#### [DATA]
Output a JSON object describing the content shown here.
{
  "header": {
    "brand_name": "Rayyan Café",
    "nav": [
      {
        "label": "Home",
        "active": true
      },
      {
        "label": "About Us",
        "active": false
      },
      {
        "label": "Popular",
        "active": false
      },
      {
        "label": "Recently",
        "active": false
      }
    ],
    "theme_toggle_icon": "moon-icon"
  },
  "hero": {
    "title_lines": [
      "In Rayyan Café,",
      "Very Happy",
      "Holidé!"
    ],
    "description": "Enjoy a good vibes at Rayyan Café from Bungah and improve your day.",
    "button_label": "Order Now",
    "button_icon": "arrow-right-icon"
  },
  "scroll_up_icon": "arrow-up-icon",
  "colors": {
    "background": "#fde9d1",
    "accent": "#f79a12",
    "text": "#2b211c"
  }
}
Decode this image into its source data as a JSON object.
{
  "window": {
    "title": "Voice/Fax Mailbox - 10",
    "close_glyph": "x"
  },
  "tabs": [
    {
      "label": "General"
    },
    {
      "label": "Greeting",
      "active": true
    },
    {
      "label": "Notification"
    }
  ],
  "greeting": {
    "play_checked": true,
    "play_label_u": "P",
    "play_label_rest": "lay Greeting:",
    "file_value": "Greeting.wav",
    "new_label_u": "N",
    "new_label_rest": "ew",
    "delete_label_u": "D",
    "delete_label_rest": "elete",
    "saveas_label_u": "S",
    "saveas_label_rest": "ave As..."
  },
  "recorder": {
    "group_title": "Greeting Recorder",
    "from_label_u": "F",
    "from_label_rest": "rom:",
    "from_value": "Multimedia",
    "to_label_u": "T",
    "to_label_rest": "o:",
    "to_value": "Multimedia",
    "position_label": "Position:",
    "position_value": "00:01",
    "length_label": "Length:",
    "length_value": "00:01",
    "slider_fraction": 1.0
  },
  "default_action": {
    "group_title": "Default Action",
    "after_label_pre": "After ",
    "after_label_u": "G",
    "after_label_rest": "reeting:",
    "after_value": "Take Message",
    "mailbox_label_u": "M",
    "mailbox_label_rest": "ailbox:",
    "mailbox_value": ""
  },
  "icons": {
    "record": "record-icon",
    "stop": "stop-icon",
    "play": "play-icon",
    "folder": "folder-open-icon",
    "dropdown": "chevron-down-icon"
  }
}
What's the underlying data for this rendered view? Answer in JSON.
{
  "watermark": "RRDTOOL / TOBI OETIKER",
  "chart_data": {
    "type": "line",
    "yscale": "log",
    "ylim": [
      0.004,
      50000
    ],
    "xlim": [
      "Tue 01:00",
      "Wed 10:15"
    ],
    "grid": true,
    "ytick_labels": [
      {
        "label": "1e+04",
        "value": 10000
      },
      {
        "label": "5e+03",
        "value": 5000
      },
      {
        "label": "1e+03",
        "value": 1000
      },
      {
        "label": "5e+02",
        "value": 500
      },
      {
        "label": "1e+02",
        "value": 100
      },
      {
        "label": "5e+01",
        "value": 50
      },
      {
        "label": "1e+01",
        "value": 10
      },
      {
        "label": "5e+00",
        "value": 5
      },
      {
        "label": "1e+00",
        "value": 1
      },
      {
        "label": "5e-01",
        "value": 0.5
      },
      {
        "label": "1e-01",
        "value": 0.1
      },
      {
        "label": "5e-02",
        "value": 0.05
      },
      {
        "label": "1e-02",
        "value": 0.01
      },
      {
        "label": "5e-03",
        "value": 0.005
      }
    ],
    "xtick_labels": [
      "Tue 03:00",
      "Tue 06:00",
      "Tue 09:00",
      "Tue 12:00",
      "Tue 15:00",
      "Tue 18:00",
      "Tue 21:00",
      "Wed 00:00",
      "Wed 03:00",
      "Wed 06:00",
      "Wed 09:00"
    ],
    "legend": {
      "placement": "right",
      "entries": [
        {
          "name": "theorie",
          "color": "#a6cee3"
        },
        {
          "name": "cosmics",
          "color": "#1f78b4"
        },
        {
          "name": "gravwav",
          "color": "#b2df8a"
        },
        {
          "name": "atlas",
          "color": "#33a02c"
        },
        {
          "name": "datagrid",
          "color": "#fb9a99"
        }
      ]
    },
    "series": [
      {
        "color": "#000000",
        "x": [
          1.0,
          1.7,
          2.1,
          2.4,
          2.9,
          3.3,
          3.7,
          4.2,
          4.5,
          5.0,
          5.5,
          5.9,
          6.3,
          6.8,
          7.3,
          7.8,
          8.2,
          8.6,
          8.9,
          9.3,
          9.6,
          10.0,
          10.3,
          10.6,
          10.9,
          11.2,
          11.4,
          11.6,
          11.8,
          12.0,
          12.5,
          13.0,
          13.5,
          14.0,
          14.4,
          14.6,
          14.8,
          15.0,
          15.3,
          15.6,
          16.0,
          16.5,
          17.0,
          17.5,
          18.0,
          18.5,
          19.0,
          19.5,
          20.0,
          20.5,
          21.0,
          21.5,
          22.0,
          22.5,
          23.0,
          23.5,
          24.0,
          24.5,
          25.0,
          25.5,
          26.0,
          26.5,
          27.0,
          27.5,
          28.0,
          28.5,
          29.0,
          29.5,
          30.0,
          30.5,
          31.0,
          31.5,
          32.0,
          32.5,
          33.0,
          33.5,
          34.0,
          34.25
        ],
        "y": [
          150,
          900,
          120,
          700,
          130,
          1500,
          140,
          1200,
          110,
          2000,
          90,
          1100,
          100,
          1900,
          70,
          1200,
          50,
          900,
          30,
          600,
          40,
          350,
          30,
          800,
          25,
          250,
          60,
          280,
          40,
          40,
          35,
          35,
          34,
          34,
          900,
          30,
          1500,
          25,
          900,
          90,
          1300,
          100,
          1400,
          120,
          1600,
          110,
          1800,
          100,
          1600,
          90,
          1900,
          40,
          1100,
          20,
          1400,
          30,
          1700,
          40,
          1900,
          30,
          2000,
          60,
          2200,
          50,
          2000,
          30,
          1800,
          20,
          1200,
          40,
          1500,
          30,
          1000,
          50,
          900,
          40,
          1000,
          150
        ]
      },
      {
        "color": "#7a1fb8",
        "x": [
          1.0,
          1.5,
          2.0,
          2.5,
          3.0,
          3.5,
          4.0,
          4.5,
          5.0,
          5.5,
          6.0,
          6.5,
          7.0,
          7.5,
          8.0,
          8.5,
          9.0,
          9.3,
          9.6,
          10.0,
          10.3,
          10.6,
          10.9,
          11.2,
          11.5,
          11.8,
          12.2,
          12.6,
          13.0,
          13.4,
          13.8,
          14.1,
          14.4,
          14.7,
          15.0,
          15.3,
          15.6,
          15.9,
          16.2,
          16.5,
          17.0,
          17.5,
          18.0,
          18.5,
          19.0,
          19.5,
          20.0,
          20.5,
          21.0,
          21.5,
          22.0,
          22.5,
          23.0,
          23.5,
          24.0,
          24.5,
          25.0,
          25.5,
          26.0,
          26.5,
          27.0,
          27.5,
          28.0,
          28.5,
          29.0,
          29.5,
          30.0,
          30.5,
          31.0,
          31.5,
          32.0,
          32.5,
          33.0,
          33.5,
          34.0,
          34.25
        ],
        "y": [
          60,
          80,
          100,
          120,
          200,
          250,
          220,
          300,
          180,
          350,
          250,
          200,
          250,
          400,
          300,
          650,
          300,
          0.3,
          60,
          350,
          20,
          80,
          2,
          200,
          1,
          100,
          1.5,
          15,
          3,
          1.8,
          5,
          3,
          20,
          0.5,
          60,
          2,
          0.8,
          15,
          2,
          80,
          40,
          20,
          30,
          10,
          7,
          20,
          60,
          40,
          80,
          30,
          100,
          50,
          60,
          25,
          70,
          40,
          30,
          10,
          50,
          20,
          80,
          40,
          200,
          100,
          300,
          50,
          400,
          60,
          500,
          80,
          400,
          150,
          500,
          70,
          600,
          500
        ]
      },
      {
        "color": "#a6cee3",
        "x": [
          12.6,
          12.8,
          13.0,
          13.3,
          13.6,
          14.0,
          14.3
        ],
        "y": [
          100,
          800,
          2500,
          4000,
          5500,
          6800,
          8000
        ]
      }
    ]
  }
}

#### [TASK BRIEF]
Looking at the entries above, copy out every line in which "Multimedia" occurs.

#### [EXPECTED OUTPUT]
    "from_value": "Multimedia",
    "to_value": "Multimedia",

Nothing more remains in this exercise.